BEGIN Data records

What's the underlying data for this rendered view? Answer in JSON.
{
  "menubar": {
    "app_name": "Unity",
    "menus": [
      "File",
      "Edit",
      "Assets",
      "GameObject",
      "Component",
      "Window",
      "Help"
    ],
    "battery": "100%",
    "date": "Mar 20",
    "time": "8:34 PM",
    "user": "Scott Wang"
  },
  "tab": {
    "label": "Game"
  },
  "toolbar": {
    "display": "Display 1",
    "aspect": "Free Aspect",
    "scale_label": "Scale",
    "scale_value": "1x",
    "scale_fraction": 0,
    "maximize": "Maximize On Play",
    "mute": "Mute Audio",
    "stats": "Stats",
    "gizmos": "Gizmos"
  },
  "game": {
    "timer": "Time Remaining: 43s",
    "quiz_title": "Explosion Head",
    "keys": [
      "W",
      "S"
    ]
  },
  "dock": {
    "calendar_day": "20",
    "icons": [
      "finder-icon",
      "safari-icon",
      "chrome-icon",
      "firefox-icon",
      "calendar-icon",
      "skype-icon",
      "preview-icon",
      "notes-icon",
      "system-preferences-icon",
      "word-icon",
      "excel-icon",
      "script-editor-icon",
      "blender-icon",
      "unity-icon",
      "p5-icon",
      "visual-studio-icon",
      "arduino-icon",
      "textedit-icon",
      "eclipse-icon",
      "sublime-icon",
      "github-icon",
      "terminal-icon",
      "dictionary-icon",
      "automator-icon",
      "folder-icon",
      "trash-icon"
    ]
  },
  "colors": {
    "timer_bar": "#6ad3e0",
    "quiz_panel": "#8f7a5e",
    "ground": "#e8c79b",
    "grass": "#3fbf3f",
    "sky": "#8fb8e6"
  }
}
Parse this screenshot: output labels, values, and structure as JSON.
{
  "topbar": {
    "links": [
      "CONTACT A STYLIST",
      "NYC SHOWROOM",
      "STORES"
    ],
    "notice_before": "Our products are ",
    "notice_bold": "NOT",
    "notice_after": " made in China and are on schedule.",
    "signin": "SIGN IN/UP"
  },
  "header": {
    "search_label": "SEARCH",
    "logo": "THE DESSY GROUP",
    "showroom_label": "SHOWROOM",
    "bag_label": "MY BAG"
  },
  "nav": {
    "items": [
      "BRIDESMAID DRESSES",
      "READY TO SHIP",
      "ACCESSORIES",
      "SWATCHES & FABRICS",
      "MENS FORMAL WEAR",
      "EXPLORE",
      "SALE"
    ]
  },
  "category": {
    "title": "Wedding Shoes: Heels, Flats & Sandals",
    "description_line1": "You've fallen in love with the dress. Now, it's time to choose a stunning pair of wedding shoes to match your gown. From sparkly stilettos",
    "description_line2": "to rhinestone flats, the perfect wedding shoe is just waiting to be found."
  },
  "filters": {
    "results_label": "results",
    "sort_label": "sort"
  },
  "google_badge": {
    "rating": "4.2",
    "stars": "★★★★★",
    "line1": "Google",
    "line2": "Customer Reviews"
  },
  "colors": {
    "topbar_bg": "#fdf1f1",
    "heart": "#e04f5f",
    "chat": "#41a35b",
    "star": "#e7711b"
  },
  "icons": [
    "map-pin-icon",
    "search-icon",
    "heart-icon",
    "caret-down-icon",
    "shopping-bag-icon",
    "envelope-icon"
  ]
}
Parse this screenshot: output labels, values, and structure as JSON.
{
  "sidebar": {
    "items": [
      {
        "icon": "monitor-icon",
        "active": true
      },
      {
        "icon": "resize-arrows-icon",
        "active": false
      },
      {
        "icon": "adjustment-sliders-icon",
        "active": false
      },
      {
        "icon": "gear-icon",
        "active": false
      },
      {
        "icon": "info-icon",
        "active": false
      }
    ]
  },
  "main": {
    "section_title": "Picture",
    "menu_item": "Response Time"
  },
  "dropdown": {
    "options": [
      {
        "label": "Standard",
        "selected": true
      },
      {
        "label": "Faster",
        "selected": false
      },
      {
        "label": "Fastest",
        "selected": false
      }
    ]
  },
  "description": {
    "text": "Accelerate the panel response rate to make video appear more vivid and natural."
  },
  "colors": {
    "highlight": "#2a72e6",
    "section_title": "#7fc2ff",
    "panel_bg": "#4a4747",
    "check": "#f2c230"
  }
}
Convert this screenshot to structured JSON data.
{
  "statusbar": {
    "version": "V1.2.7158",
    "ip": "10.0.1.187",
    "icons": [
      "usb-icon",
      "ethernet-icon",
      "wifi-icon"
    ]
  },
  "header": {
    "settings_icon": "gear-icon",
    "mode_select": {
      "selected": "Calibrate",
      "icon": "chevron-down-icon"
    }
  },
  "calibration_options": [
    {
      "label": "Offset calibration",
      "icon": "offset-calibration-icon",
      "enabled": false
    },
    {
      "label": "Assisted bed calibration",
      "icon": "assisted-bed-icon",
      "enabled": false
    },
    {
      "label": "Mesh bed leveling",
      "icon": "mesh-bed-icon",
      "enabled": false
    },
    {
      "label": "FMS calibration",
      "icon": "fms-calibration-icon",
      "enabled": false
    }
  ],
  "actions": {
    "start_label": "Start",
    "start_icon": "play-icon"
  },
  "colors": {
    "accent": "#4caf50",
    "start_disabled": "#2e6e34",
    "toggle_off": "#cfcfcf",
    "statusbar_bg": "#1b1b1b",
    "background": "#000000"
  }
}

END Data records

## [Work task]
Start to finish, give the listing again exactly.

## [Reply to the exercise]
What's the underlying data for this rendered view? Answer in JSON.
{
  "menubar": {
    "app_name": "Unity",
    "menus": [
      "File",
      "Edit",
      "Assets",
      "GameObject",
      "Component",
      "Window",
      "Help"
    ],
    "battery": "100%",
    "date": "Mar 20",
    "time": "8:34 PM",
    "user": "Scott Wang"
  },
  "tab": {
    "label": "Game"
  },
  "toolbar": {
    "display": "Display 1",
    "aspect": "Free Aspect",
    "scale_label": "Scale",
    "scale_value": "1x",
    "scale_fraction": 0,
    "maximize": "Maximize On Play",
    "mute": "Mute Audio",
    "stats": "Stats",
    "gizmos": "Gizmos"
  },
  "game": {
    "timer": "Time Remaining: 43s",
    "quiz_title": "Explosion Head",
    "keys": [
      "W",
      "S"
    ]
  },
  "dock": {
    "calendar_day": "20",
    "icons": [
      "finder-icon",
      "safari-icon",
      "chrome-icon",
      "firefox-icon",
      "calendar-icon",
      "skype-icon",
      "preview-icon",
      "notes-icon",
      "system-preferences-icon",
      "word-icon",
      "excel-icon",
      "script-editor-icon",
      "blender-icon",
      "unity-icon",
      "p5-icon",
      "visual-studio-icon",
      "arduino-icon",
      "textedit-icon",
      "eclipse-icon",
      "sublime-icon",
      "github-icon",
      "terminal-icon",
      "dictionary-icon",
      "automator-icon",
      "folder-icon",
      "trash-icon"
    ]
  },
  "colors": {
    "timer_bar": "#6ad3e0",
    "quiz_panel": "#8f7a5e",
    "ground": "#e8c79b",
    "grass": "#3fbf3f",
    "sky": "#8fb8e6"
  }
}
Parse this screenshot: output labels, values, and structure as JSON.
{
  "topbar": {
    "links": [
      "CONTACT A STYLIST",
      "NYC SHOWROOM",
      "STORES"
    ],
    "notice_before": "Our products are ",
    "notice_bold": "NOT",
    "notice_after": " made in China and are on schedule.",
    "signin": "SIGN IN/UP"
  },
  "header": {
    "search_label": "SEARCH",
    "logo": "THE DESSY GROUP",
    "showroom_label": "SHOWROOM",
    "bag_label": "MY BAG"
  },
  "nav": {
    "items": [
      "BRIDESMAID DRESSES",
      "READY TO SHIP",
      "ACCESSORIES",
      "SWATCHES & FABRICS",
      "MENS FORMAL WEAR",
      "EXPLORE",
      "SALE"
    ]
  },
  "category": {
    "title": "Wedding Shoes: Heels, Flats & Sandals",
    "description_line1": "You've fallen in love with the dress. Now, it's time to choose a stunning pair of wedding shoes to match your gown. From sparkly stilettos",
    "description_line2": "to rhinestone flats, the perfect wedding shoe is just waiting to be found."
  },
  "filters": {
    "results_label": "results",
    "sort_label": "sort"
  },
  "google_badge": {
    "rating": "4.2",
    "stars": "★★★★★",
    "line1": "Google",
    "line2": "Customer Reviews"
  },
  "colors": {
    "topbar_bg": "#fdf1f1",
    "heart": "#e04f5f",
    "chat": "#41a35b",
    "star": "#e7711b"
  },
  "icons": [
    "map-pin-icon",
    "search-icon",
    "heart-icon",
    "caret-down-icon",
    "shopping-bag-icon",
    "envelope-icon"
  ]
}
Parse this screenshot: output labels, values, and structure as JSON.
{
  "sidebar": {
    "items": [
      {
        "icon": "monitor-icon",
        "active": true
      },
      {
        "icon": "resize-arrows-icon",
        "active": false
      },
      {
        "icon": "adjustment-sliders-icon",
        "active": false
      },
      {
        "icon": "gear-icon",
        "active": false
      },
      {
        "icon": "info-icon",
        "active": false
      }
    ]
  },
  "main": {
    "section_title": "Picture",
    "menu_item": "Response Time"
  },
  "dropdown": {
    "options": [
      {
        "label": "Standard",
        "selected": true
      },
      {
        "label": "Faster",
        "selected": false
      },
      {
        "label": "Fastest",
        "selected": false
      }
    ]
  },
  "description": {
    "text": "Accelerate the panel response rate to make video appear more vivid and natural."
  },
  "colors": {
    "highlight": "#2a72e6",
    "section_title": "#7fc2ff",
    "panel_bg": "#4a4747",
    "check": "#f2c230"
  }
}
Convert this screenshot to structured JSON data.
{
  "statusbar": {
    "version": "V1.2.7158",
    "ip": "10.0.1.187",
    "icons": [
      "usb-icon",
      "ethernet-icon",
      "wifi-icon"
    ]
  },
  "header": {
    "settings_icon": "gear-icon",
    "mode_select": {
      "selected": "Calibrate",
      "icon": "chevron-down-icon"
    }
  },
  "calibration_options": [
    {
      "label": "Offset calibration",
      "icon": "offset-calibration-icon",
      "enabled": false
    },
    {
      "label": "Assisted bed calibration",
      "icon": "assisted-bed-icon",
      "enabled": false
    },
    {
      "label": "Mesh bed leveling",
      "icon": "mesh-bed-icon",
      "enabled": false
    },
    {
      "label": "FMS calibration",
      "icon": "fms-calibration-icon",
      "enabled": false
    }
  ],
  "actions": {
    "start_label": "Start",
    "start_icon": "play-icon"
  },
  "colors": {
    "accent": "#4caf50",
    "start_disabled": "#2e6e34",
    "toggle_off": "#cfcfcf",
    "statusbar_bg": "#1b1b1b",
    "background": "#000000"
  }
}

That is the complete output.